Free Press, 2006, 200 HAR
Alister E. McGrath
Dawkins' God: genes, memes, and the meaning of life
Blackwell, 2004, 261.55 MAC
The role of religion is an issue of increasing social and political significance in modern society and has been the subject of renewed debate due to contributions from a number of recent books, films and television programs. From the 'Living as a Muslim' episode of Morgan Spurlock's 30 Days series, to Richard Dawkins' own two-part Channel 4 investigation Can you believe it?, and the recent documentary feature film The God who wasn't there, religion is controversially yet unquestionably under the media spotlight.
Sam Harris' The End of faith and Alister McGrath's Dawkins' God are two books attempting to tackle the intellectual foundations of the debate from vastly opposing view points. McGrath, who featured in an RSA lecture in March 2006 debating Daniel Dennett and the ideas put forward in his book Breaking the spell: religion as a natural phenomenon, seeks to defend religion by providing the first book-length response to Richard Dawkin's influential attempt to explain religion by scientific means. Combining scientific analysis and theology, McGrath is particularly convincing is his attack Dawkins' theory of memes.

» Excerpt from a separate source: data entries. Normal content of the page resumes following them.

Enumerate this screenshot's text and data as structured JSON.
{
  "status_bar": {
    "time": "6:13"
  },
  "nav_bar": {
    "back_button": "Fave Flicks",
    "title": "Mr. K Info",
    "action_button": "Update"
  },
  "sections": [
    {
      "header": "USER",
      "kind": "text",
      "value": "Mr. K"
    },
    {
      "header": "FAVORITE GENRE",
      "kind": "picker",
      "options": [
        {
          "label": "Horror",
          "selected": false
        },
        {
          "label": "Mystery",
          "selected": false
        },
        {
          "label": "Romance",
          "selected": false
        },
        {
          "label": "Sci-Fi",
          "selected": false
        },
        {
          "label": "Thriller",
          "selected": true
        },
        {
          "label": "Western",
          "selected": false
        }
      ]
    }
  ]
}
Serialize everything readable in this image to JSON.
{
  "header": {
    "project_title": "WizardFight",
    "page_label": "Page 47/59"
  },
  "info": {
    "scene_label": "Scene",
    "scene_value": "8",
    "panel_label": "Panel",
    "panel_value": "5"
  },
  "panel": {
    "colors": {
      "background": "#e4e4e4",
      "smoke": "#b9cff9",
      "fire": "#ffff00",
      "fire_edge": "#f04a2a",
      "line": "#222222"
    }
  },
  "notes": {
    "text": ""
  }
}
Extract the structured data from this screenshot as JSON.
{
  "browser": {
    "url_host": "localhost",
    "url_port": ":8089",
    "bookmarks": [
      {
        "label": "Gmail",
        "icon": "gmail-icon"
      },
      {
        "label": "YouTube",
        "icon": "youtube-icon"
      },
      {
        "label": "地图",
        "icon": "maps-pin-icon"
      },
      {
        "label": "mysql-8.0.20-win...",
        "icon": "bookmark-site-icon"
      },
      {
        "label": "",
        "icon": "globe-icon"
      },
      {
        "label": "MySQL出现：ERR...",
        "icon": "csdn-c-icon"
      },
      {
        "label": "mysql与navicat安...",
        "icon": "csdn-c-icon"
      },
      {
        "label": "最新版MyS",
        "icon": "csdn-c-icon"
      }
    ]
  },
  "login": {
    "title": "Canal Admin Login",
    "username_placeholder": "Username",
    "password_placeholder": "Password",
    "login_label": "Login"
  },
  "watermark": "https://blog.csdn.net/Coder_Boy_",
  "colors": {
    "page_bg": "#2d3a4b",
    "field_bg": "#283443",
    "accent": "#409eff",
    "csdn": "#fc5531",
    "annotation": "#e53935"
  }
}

Sam Harris by contrast provides a more sociological analysis of the effect of religion on modern society and what he considers to be the great conflict between faith and reason. He highlights mankind's willingness to suspend reason in favor of religious beliefs, seeking to explain this human tendency even when those beliefs are often used to justify harmful behavior and sometimes heinous crimes.